Return every line from the records below that has the word "JSON".

Start of EXERCISE MATERIAL

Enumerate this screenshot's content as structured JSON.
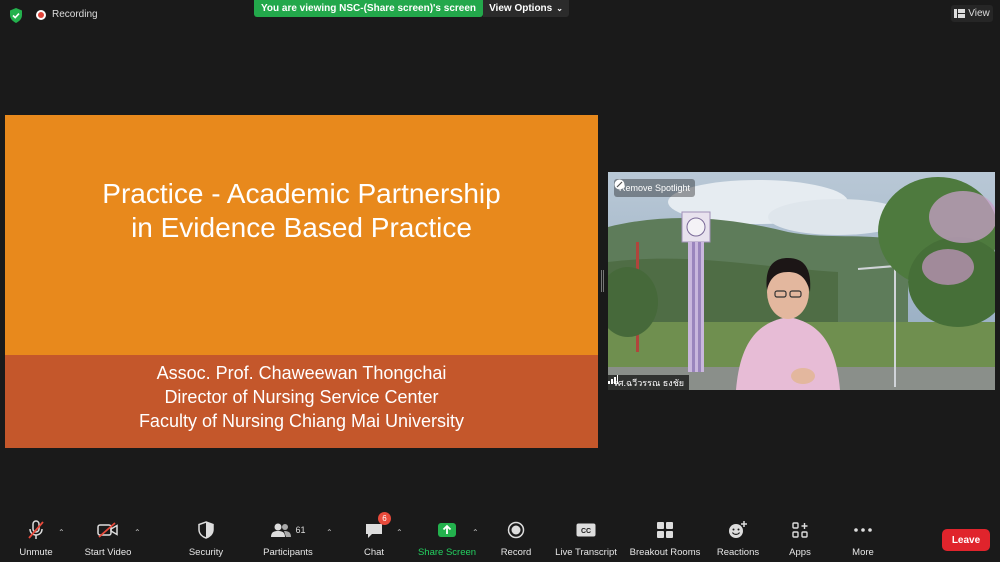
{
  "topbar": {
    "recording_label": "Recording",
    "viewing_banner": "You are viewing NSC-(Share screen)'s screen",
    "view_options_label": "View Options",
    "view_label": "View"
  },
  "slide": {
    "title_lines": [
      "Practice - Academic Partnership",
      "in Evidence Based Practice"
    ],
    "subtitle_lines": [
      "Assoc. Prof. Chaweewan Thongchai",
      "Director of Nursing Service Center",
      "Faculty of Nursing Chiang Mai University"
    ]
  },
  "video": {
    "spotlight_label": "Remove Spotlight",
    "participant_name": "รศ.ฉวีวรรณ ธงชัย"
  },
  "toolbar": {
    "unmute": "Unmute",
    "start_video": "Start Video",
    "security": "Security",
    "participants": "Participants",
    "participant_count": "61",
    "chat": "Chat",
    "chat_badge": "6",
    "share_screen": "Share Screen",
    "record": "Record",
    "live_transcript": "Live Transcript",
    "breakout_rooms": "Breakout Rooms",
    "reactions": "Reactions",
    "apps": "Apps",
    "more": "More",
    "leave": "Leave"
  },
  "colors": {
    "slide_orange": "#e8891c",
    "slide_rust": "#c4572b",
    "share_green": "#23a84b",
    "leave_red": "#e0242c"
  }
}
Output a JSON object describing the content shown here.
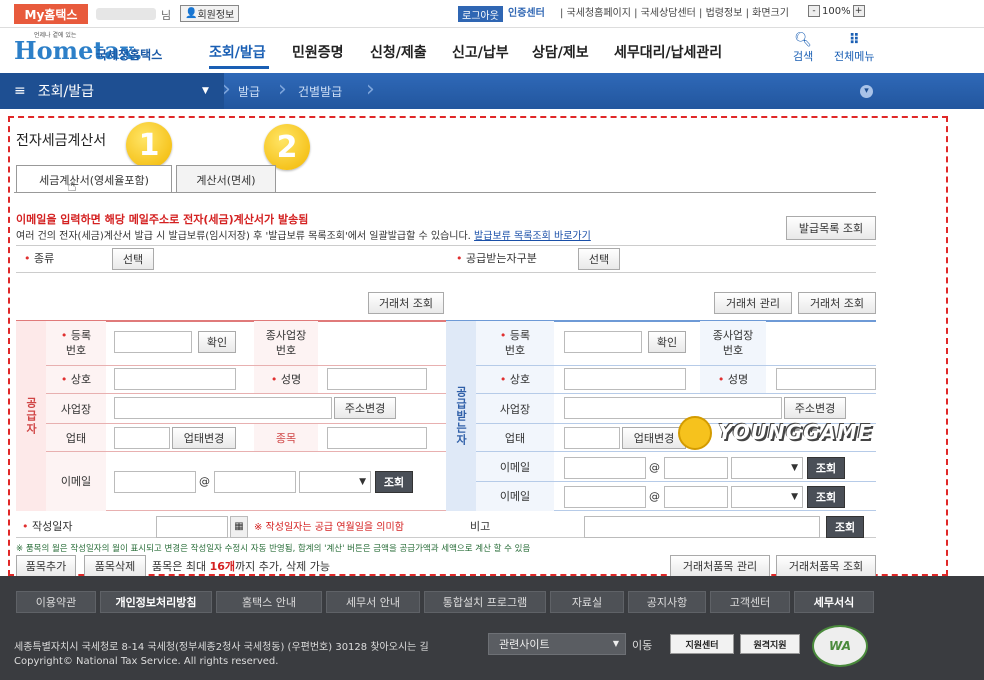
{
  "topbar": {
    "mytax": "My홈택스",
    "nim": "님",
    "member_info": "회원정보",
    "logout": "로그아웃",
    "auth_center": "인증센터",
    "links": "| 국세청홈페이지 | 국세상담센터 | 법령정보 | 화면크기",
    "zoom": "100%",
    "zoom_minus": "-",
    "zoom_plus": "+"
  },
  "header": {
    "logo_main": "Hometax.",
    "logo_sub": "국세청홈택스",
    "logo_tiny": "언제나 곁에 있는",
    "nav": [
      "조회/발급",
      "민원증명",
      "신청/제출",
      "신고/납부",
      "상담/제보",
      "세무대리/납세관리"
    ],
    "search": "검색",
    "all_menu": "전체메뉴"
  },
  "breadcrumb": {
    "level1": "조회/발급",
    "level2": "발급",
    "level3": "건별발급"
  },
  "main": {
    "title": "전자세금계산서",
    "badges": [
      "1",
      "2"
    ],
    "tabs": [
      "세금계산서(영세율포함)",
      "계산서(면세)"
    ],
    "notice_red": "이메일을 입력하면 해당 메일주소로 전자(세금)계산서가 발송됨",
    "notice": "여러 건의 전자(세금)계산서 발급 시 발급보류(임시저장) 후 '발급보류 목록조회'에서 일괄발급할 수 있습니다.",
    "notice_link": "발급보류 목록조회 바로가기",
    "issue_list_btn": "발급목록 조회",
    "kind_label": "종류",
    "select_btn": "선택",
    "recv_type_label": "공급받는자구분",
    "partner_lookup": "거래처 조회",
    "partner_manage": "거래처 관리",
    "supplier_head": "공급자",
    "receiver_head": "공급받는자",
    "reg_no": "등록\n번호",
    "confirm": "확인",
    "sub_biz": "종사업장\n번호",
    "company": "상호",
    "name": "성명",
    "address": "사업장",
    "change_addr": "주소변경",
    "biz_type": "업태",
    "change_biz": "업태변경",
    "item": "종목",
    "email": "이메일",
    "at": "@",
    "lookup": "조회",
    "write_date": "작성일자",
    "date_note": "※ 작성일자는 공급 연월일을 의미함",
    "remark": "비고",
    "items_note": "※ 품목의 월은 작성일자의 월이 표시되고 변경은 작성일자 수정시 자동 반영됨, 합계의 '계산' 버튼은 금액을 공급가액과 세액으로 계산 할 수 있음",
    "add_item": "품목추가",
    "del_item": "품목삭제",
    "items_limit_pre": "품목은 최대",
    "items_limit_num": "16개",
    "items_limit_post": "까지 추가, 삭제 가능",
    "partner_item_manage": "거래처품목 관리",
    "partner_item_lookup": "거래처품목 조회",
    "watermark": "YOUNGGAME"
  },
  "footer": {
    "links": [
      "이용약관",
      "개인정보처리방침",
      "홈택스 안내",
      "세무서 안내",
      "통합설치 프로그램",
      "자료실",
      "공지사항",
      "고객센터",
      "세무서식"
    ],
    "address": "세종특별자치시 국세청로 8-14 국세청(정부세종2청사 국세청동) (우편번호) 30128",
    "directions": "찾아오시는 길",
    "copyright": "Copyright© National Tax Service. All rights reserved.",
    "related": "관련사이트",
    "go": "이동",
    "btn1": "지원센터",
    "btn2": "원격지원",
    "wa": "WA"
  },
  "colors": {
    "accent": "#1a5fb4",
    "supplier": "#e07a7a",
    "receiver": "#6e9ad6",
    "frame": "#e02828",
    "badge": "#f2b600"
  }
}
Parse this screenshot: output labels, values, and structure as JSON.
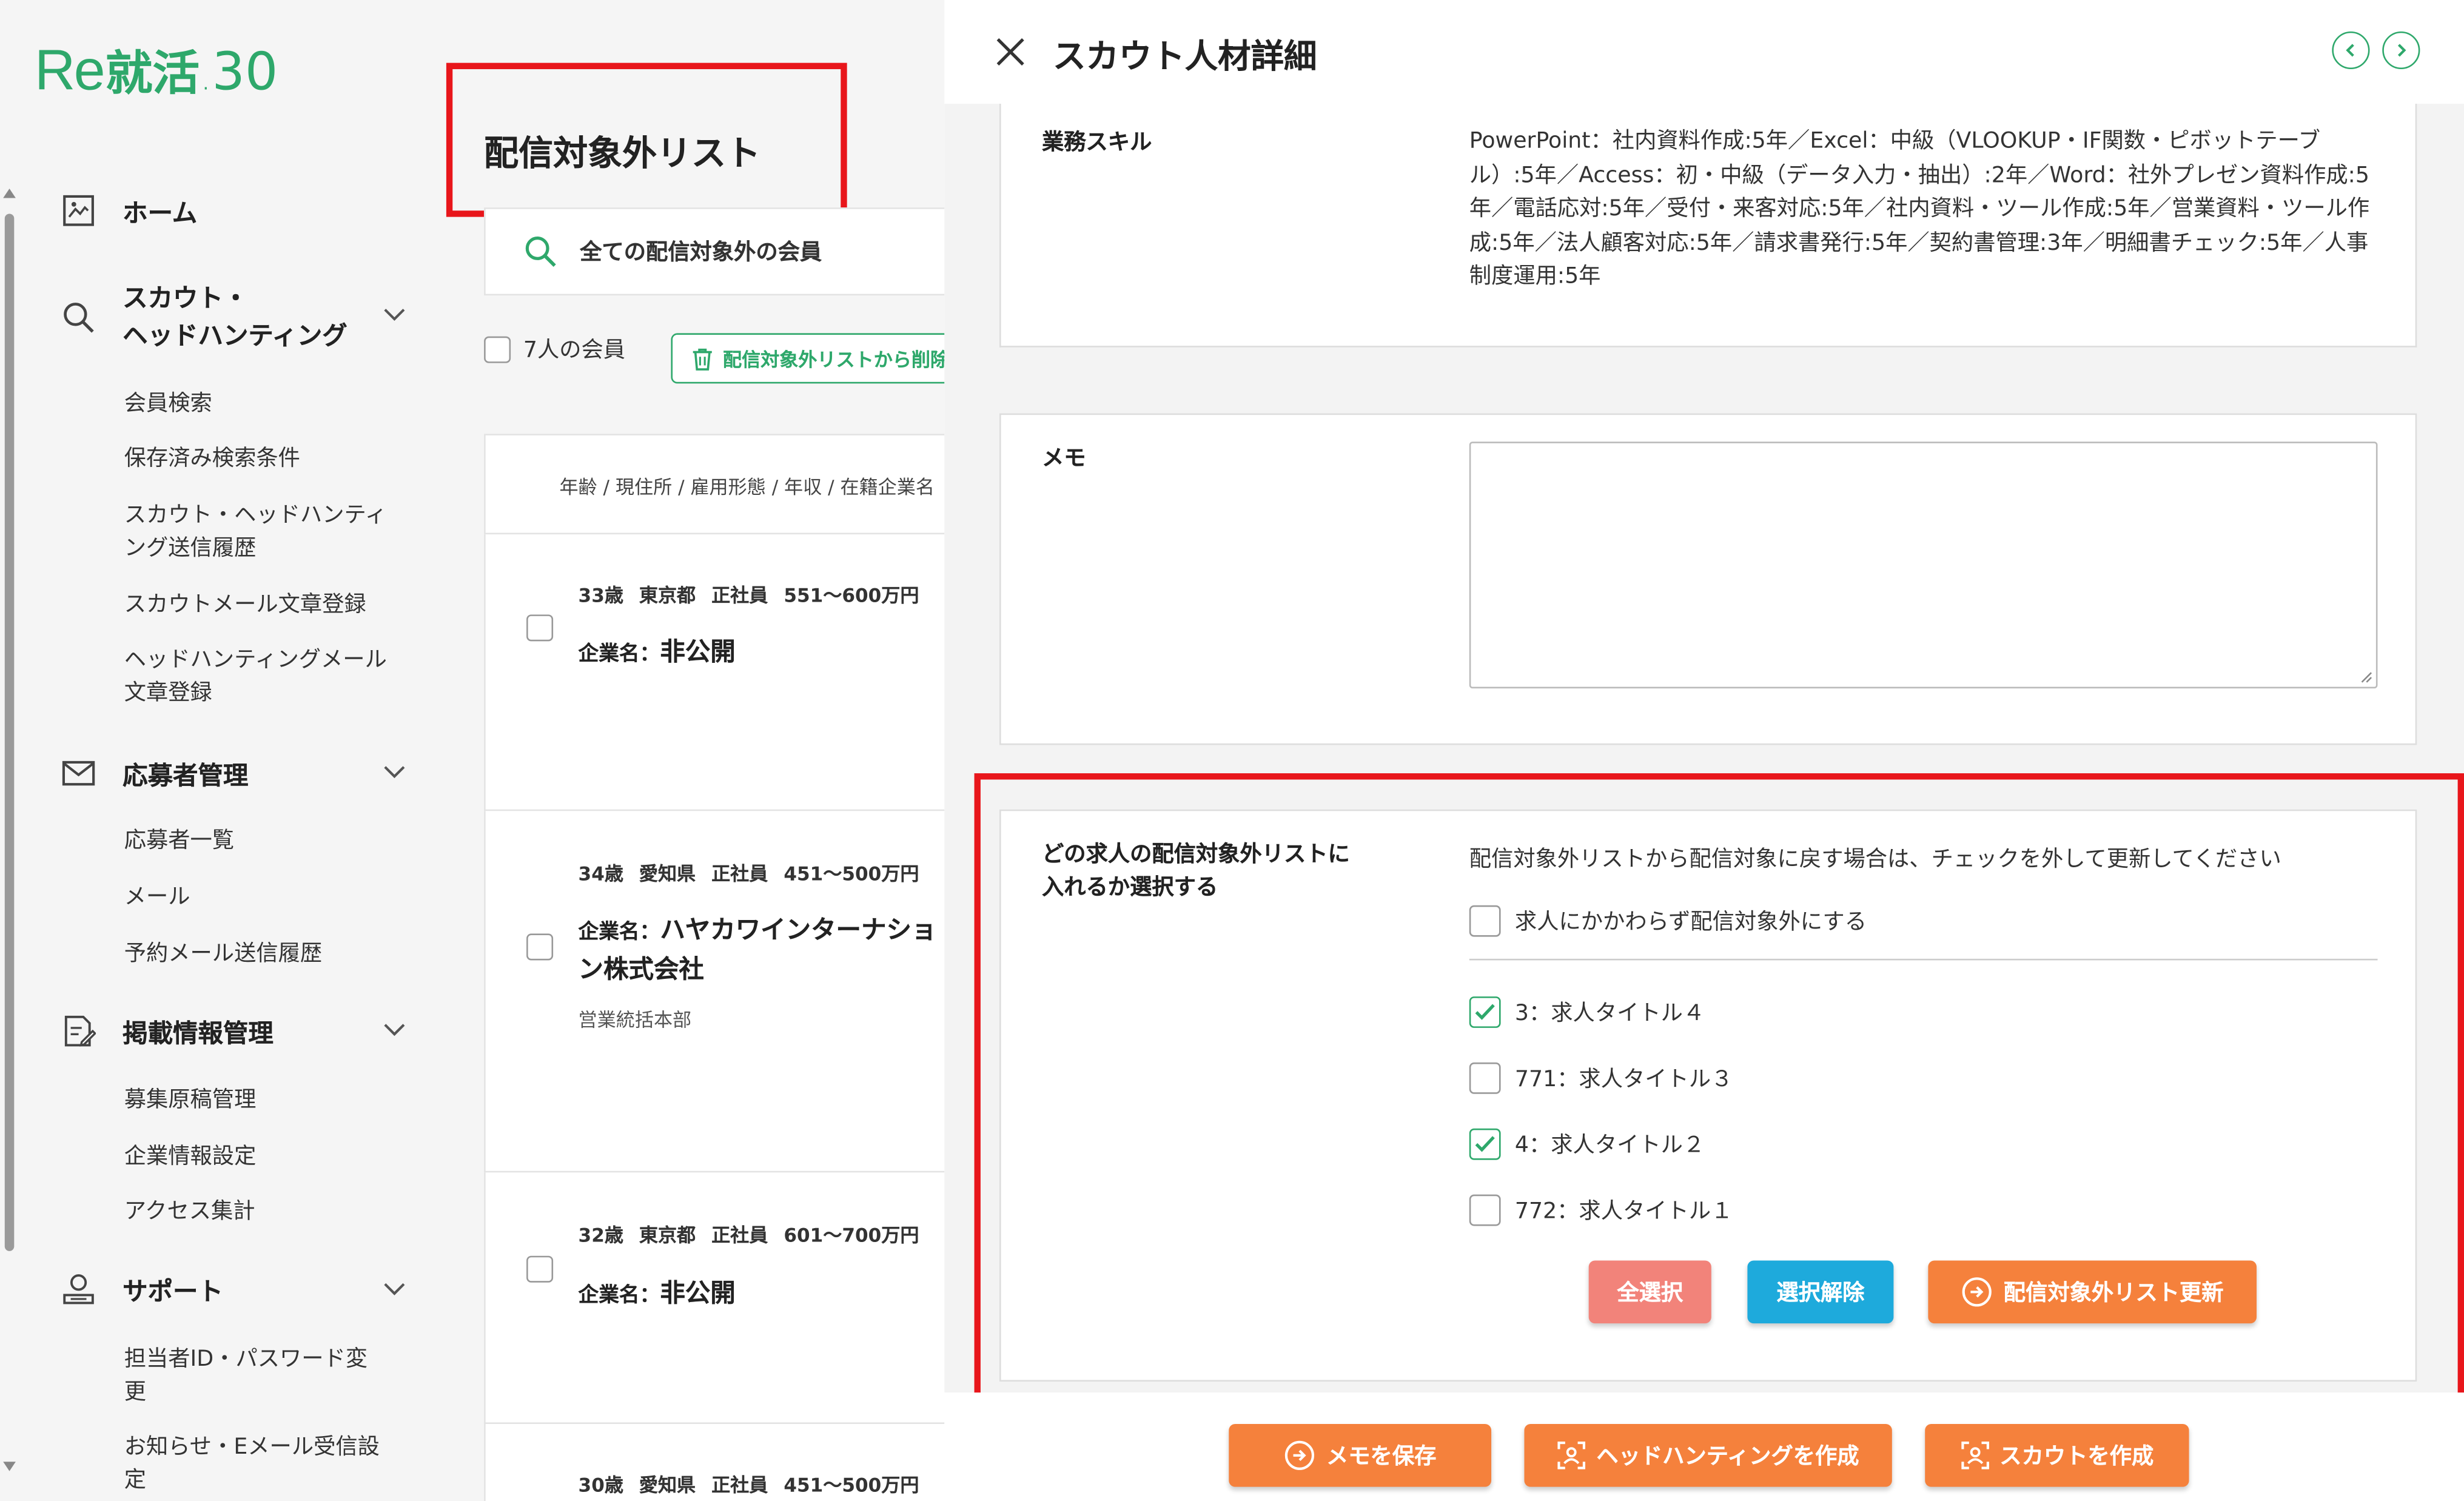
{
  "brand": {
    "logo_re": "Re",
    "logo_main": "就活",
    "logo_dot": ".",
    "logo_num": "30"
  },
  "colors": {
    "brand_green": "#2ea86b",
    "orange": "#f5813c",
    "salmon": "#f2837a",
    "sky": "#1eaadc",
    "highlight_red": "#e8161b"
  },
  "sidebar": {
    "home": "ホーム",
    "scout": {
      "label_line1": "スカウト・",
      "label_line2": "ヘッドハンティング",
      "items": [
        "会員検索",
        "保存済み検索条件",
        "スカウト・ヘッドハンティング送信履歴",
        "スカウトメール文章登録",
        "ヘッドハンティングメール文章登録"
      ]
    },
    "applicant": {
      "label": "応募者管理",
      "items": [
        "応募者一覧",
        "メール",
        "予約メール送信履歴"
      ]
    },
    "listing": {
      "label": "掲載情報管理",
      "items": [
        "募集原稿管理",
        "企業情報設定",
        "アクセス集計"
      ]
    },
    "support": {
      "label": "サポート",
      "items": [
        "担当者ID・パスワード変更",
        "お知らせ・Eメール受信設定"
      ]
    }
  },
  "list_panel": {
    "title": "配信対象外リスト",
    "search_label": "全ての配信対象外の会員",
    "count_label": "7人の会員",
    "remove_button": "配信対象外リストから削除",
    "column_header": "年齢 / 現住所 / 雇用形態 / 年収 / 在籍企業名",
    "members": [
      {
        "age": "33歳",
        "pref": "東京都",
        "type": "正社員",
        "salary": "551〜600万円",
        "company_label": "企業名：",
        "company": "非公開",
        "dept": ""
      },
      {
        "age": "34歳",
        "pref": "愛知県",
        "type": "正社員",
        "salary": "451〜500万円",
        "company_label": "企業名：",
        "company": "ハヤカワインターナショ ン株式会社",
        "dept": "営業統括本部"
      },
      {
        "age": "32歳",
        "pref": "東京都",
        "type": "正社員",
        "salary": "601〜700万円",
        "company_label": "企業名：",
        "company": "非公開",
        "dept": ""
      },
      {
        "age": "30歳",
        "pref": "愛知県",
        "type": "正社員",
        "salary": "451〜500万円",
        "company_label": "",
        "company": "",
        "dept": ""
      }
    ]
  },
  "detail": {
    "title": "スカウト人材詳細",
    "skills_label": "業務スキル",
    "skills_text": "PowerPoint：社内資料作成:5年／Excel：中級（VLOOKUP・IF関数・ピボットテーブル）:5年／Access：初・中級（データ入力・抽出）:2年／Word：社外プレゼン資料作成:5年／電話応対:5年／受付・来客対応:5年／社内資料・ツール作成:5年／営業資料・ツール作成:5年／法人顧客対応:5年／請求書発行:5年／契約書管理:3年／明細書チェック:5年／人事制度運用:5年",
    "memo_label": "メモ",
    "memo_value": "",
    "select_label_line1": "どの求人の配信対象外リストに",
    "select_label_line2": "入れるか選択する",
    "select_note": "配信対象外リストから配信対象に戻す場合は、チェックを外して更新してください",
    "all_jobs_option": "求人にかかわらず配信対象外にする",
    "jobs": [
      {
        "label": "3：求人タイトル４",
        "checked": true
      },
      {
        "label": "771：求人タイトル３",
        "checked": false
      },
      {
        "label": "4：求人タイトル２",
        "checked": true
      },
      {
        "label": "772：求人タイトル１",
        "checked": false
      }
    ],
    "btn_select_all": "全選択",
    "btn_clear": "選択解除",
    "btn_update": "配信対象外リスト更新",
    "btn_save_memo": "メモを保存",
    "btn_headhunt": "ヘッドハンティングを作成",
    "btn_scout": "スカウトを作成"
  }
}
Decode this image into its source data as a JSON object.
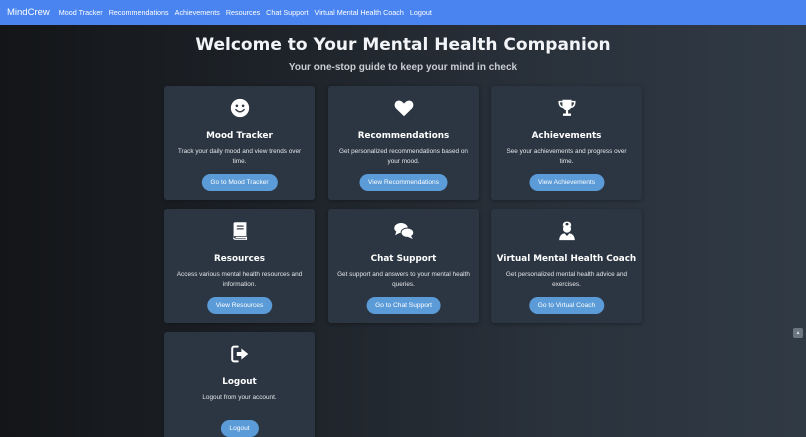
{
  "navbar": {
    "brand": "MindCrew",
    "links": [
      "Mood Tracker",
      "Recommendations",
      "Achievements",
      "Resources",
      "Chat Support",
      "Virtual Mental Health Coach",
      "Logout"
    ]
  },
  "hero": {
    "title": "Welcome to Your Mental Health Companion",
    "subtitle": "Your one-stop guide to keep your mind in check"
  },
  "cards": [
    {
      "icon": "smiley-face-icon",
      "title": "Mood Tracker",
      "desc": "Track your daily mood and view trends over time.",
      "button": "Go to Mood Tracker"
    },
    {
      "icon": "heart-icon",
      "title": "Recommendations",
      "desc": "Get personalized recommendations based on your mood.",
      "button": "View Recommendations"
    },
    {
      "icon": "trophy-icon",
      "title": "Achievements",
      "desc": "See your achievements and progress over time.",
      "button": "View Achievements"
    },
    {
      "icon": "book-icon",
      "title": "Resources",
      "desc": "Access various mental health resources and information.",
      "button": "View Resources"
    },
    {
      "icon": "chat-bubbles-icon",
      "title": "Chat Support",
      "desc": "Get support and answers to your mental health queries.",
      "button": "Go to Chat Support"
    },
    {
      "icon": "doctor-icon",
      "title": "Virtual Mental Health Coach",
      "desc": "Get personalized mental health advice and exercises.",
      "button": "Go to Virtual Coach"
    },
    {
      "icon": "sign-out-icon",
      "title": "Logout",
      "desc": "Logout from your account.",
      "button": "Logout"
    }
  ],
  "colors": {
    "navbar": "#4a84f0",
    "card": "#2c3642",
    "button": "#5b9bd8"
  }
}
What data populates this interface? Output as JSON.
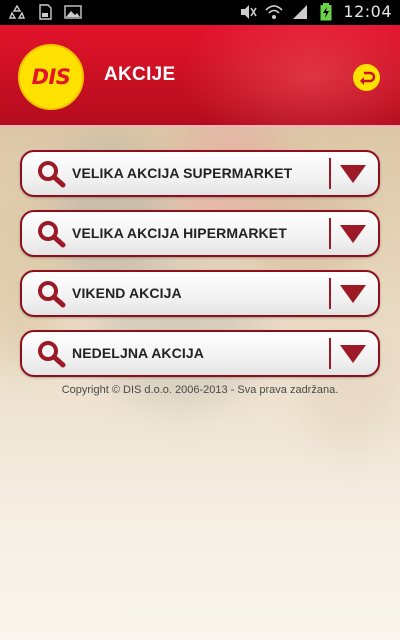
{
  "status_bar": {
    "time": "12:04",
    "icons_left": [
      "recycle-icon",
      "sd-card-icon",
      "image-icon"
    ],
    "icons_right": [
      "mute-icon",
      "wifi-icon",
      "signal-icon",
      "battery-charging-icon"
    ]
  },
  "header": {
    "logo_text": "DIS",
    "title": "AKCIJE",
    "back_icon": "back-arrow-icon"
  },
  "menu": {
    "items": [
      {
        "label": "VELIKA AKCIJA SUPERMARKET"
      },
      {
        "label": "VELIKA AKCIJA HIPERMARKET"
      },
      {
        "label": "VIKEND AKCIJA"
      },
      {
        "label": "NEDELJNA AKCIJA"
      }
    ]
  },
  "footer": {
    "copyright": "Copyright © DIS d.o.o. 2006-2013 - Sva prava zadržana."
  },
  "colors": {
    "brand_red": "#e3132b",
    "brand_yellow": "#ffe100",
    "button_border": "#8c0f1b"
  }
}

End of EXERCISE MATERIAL

* [RESPONSE]
Enumerate this screenshot's content as structured JSON.
Output a JSON object describing the content shown here.
Parse this screenshot: output labels, values, and structure as JSON.
Decode this image into its source data as a JSON object.
What data populates this interface? Output as JSON.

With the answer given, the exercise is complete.